- The appellant will pay the respondent’s costs of the hearing on 26 June 2014 in the amount of $2,000.00 as prescribed by items 1 ($1,500) and 3 ($500 for two mentions) of Schedule 2 in the scale of costs in the Justices Regulation 2004 (Qld).
- The respondent will pay the appellant’s costs of the appeal in the amount of $2,000.00 as prescribed by regulation 4 and items 1 ($1,800) and 3 ($200.00 for two telephone mentions) of Schedule 2 in the scale of costs in the Justices Regulation 2004 (Qld).
- I direct that such costs be paid with 30 days to the registrar to be paid over to the party entitled to the same in accordance with s 232 of the Justices Act 1886, unless otherwise agreed.
Judge D. P. Morzone QC
House v The King (1936) 55 CLR 499 at 504-505; Adam P Brown Male Fashions Pty Ltd v Philip Morris Inc (1981) 148 CLR 170 at 176-178; Norbis v Norbis (1986) 161 CLR 513 at 517-519
(1936) 55 CLR 499 at 504 and 505
Commissioner of Taxation v MacPherson  QCA 396 at 
Commissioner of Taxation v MacPherson  QCA 396 at 
Decision Page 9 Lines 9-10
Decision Page 9 Line 10-14
Decision Pages 2 - 3
Decision page 8 line 36 to page 9 line 7
Whitby v Stockair Pty Ltd & Anor  QDC 79 at  – 
Travers v McDonagh; Carey v La Rocca  QDC 177 per Wall QC DCJ
High Court, Christchurch, AP 167/94, 28 February 1995
 3 NZLR 489
  QDC 79
- Published Case Name:

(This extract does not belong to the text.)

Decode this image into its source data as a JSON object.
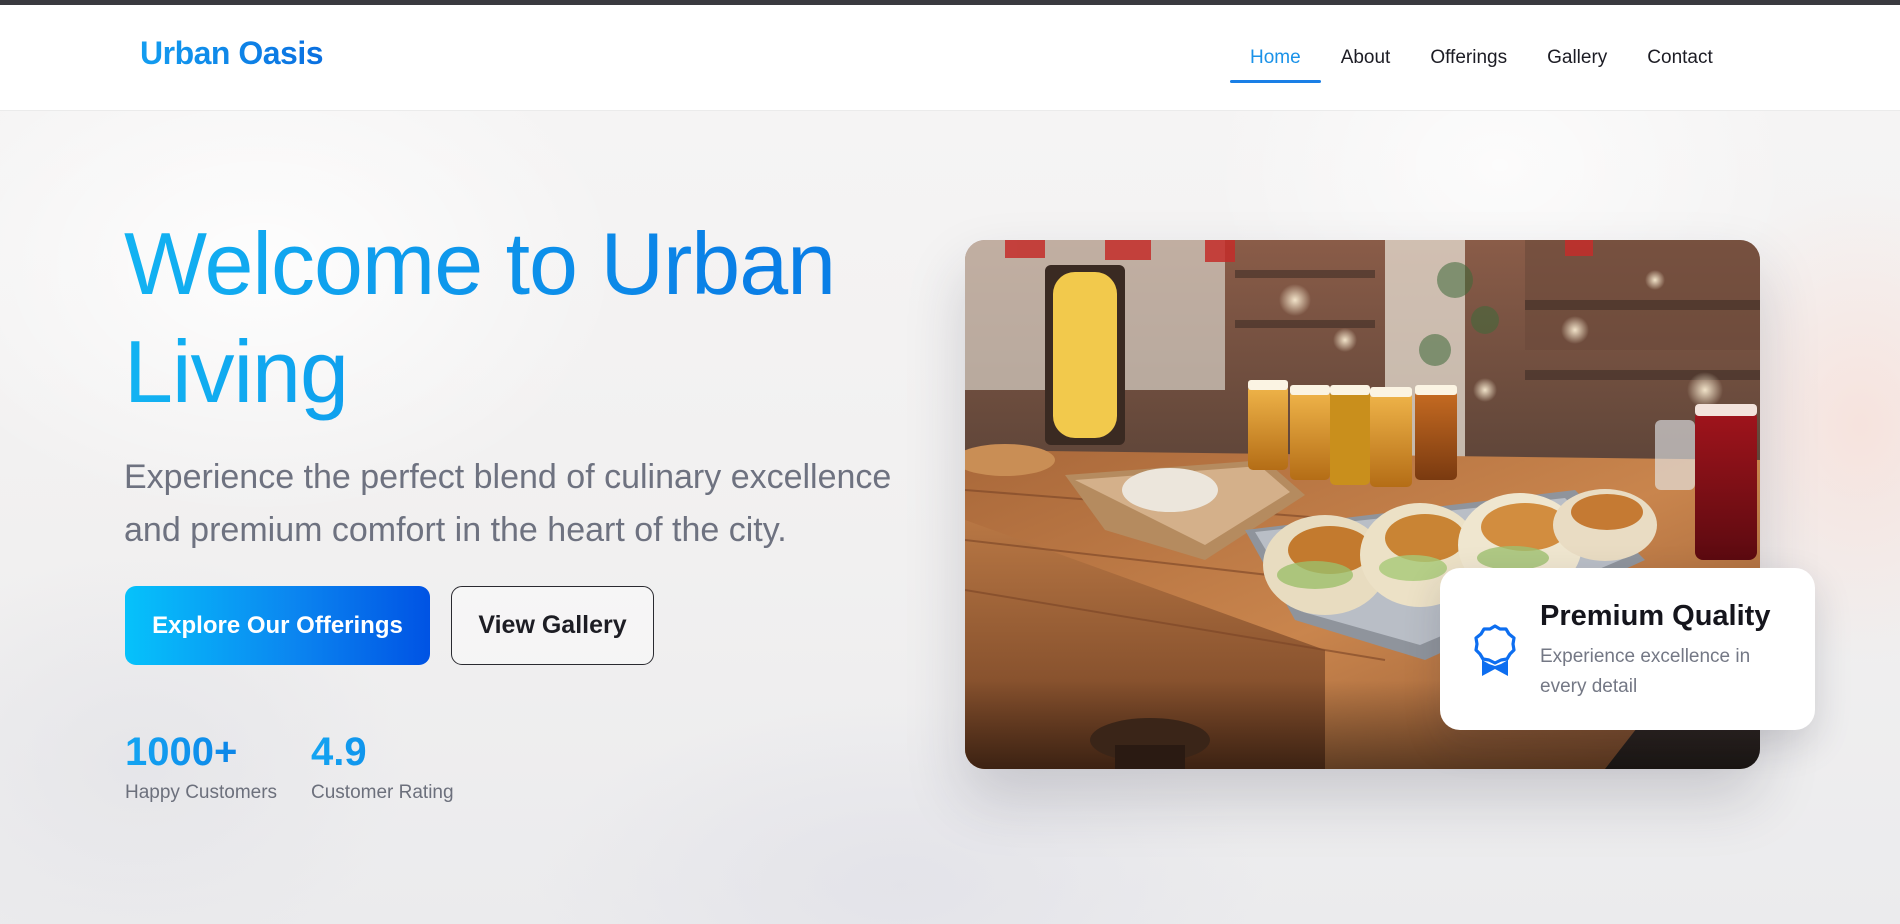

Margaret Allison v Channel Seven Queensland Pty Ltd
- Shortened Case Name:
Allison v Channel Seven Queensland Pty Ltd
 QDC 111
18 May 2015